Thursday, July 28, 2016
Repurposing Old Propane Tanks
1 - Discarded Propane Tank
1 - 17" Diameter Round Wood Table Top (we got ours at Home Depot)
1 - 20" Diameter or Larger Round Glass Table Top
100 feet of 1/2" Twisted Sisal Rope
3 - 1" Galvanized Pipe Straps (Found in the plumbing section at Home Depot)
6 - 3/4" Wood Screws
Old Wire Clothes Hanger Straightened or Similar Wire
Hot Glue Gun
30 + - Hot Glue Sticks (This will depend on the size of your gun and how much glue you apply. Ours was the craft gun that uses the Mini Sticks 4" x .28")
Optional Table Topper Cloth
Cordless Screw Driver
Utility Knife or Sharp Scissors to cut rope
Before starting this project: Let me state the obvious - Make sure your propane tank is EMPTY of gas!
Step One: Find a Flat surface to work on. Depending on how nasty your tank is, you may choose to do this on an outside table that is close to an electrical outlet. Lay tank on table, on its side and use 2 items on either side as chocks. Here we used our small levels but almost anything will do.
Next: Lay Spool of Rope on the ground and feed it up as you turn the tank while gluing. I would suggest starting at the very bottom of the side. (I have no idea what I was thinking here.)
Work from Left to Right - spread glue, place rope in the glue, turn the tank to the left as you continue to glue to the right.
Keep the rope pulled tight against the tank.
Be sure to keep the rope tight against the previous placed rope, also.
Keep each new rope applied, tight.
Continue gluing and placing rope up the tank. You may need to take a break as this step takes quite a while.
Once you reach the concaved top, continue with the same gluing technique.
Glue all the way up the neck of the tank.
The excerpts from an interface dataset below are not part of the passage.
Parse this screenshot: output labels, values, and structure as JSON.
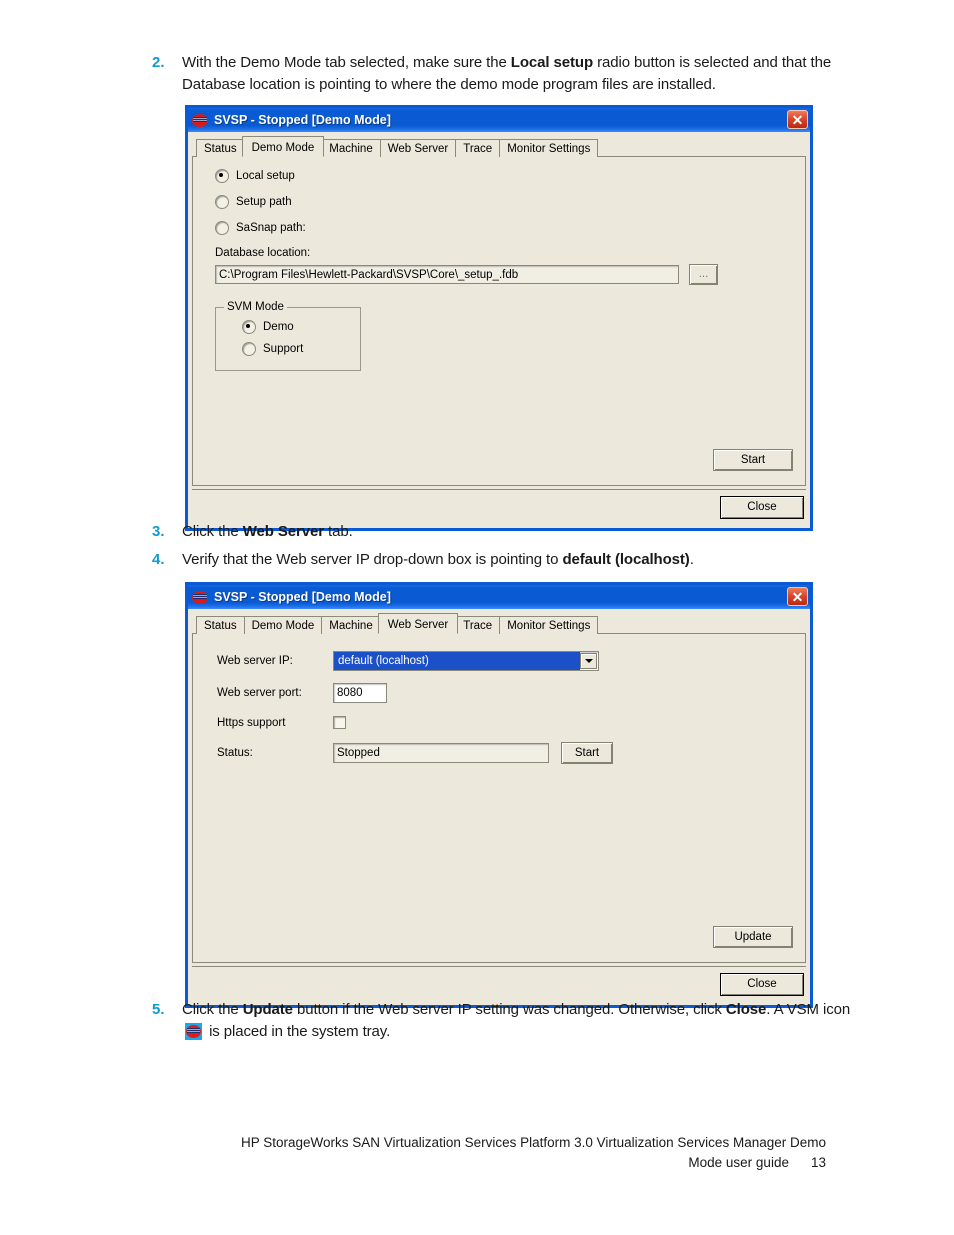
{
  "document": {
    "steps": [
      {
        "number": "2.",
        "segments": [
          {
            "t": "With the Demo Mode tab selected, make sure the ",
            "b": false
          },
          {
            "t": "Local setup",
            "b": true
          },
          {
            "t": " radio button is selected and that the Database location is pointing to where the demo mode program files are installed.",
            "b": false
          }
        ]
      },
      {
        "number": "3.",
        "segments": [
          {
            "t": "Click the ",
            "b": false
          },
          {
            "t": "Web Server",
            "b": true
          },
          {
            "t": " tab.",
            "b": false
          }
        ]
      },
      {
        "number": "4.",
        "segments": [
          {
            "t": "Verify that the Web server IP drop-down box is pointing to ",
            "b": false
          },
          {
            "t": "default (localhost)",
            "b": true
          },
          {
            "t": ".",
            "b": false
          }
        ]
      },
      {
        "number": "5.",
        "segments": [
          {
            "t": "Click the ",
            "b": false
          },
          {
            "t": "Update",
            "b": true
          },
          {
            "t": " button if the Web server IP setting was changed. Otherwise, click ",
            "b": false
          },
          {
            "t": "Close",
            "b": true
          },
          {
            "t": ". A VSM icon ",
            "b": false
          },
          {
            "t": "[vsm-tray-icon]",
            "b": false,
            "icon": true
          },
          {
            "t": " is placed in the system tray.",
            "b": false
          }
        ]
      }
    ],
    "footer": {
      "line1": "HP StorageWorks SAN Virtualization Services Platform 3.0 Virtualization Services Manager Demo",
      "line2": "Mode user guide",
      "page_number": "13"
    }
  },
  "dialog_demo_mode": {
    "title": "SVSP - Stopped [Demo Mode]",
    "app_icon": "svsp-icon",
    "close_button_glyph": "✕",
    "tabs": [
      {
        "label": "Status",
        "selected": false
      },
      {
        "label": "Demo Mode",
        "selected": true
      },
      {
        "label": "Machine",
        "selected": false
      },
      {
        "label": "Web Server",
        "selected": false
      },
      {
        "label": "Trace",
        "selected": false
      },
      {
        "label": "Monitor Settings",
        "selected": false
      }
    ],
    "setup_radios": [
      {
        "label": "Local setup",
        "checked": true
      },
      {
        "label": "Setup path",
        "checked": false
      },
      {
        "label": "SaSnap path:",
        "checked": false
      }
    ],
    "database_location_label": "Database location:",
    "database_location_value": "C:\\Program Files\\Hewlett-Packard\\SVSP\\Core\\_setup_.fdb",
    "browse_button_label": "...",
    "svm_mode": {
      "title": "SVM Mode",
      "options": [
        {
          "label": "Demo",
          "checked": true
        },
        {
          "label": "Support",
          "checked": false
        }
      ]
    },
    "start_button_label": "Start",
    "close_button_label": "Close"
  },
  "dialog_web_server": {
    "title": "SVSP - Stopped [Demo Mode]",
    "app_icon": "svsp-icon",
    "close_button_glyph": "✕",
    "tabs": [
      {
        "label": "Status",
        "selected": false
      },
      {
        "label": "Demo Mode",
        "selected": false
      },
      {
        "label": "Machine",
        "selected": false
      },
      {
        "label": "Web Server",
        "selected": true
      },
      {
        "label": "Trace",
        "selected": false
      },
      {
        "label": "Monitor Settings",
        "selected": false
      }
    ],
    "fields": {
      "web_server_ip_label": "Web server IP:",
      "web_server_ip_value": "default (localhost)",
      "web_server_port_label": "Web server port:",
      "web_server_port_value": "8080",
      "https_support_label": "Https support",
      "https_support_checked": false,
      "status_label": "Status:",
      "status_value": "Stopped",
      "start_button_label": "Start"
    },
    "update_button_label": "Update",
    "close_button_label": "Close"
  },
  "colors": {
    "step_number": "#0f9bd0",
    "titlebar_blue": "#0a5bd3",
    "dialog_face": "#ece9dc",
    "combo_selection": "#1b50c8",
    "close_button_red": "#d9452a"
  }
}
When you reach the top, you will need to cut your rope. Use a cutting knife or very sharp scissors to cut the rope, at an angle, along the twist (as pictured above). Glue the frayed ends just to clean it up a bit.
Next: Use your hanger wire, or whatever wire you have on hand to tighten the inside straps. Since we have no way of attaching the inside of the straps to the table, you will want to tighten these down so your table top will not rock. Pull wire through one of the strap's inside hole and wrap around the tank's center knob. Continue process on the next two straps then, pull wire as tight as you can and wrap excess around the knob. Its not going to look pretty but it will be out of sight on the finished product.
Attaching Table Top: Lay your table top on a flat work surface. Flip tank upside down on the table top (you may need help with this step as these tanks tend to get heavy). Measure equal distances from the edge of the table top to the tank.
Once you have the tank positioned where you like, pull one of the straps out as far as it will go and begin screwing in the screws. (You pull on straps to try to take out as much give as possible. This will help keep the table top from rocking.) Repeat with last 2 straps. (Here I used a plastic washer on the screws and drilled them in at angle, since I didn't have 3/4" wood screw on hand).
Remember to get help here as this is going to be even heavier. Flip it over, spread on your table topper cloth (If you chose to use one). Place the glass on top of that, and Now, its ready for use. I chose to use the table topper to help cover the neck of the tank. Its also a cheap way to help complete a look in the room you intend to use it in. This one was picked up at the Dollar Tree for a dollar.
These would be great for Nautical Themed homes, rooms or beach houses. Our home is nowhere near the beach and it still works. You can paint the rope a solid color before placing the table top to give it a totally different look. A nice painted or applique Anchor or Seahorse on the side would complete a Coastal look. Thinking of using a darker rope on the next one to use on a porch.
Oh and the vase on top is a glass jar with the excess rope twirled around it.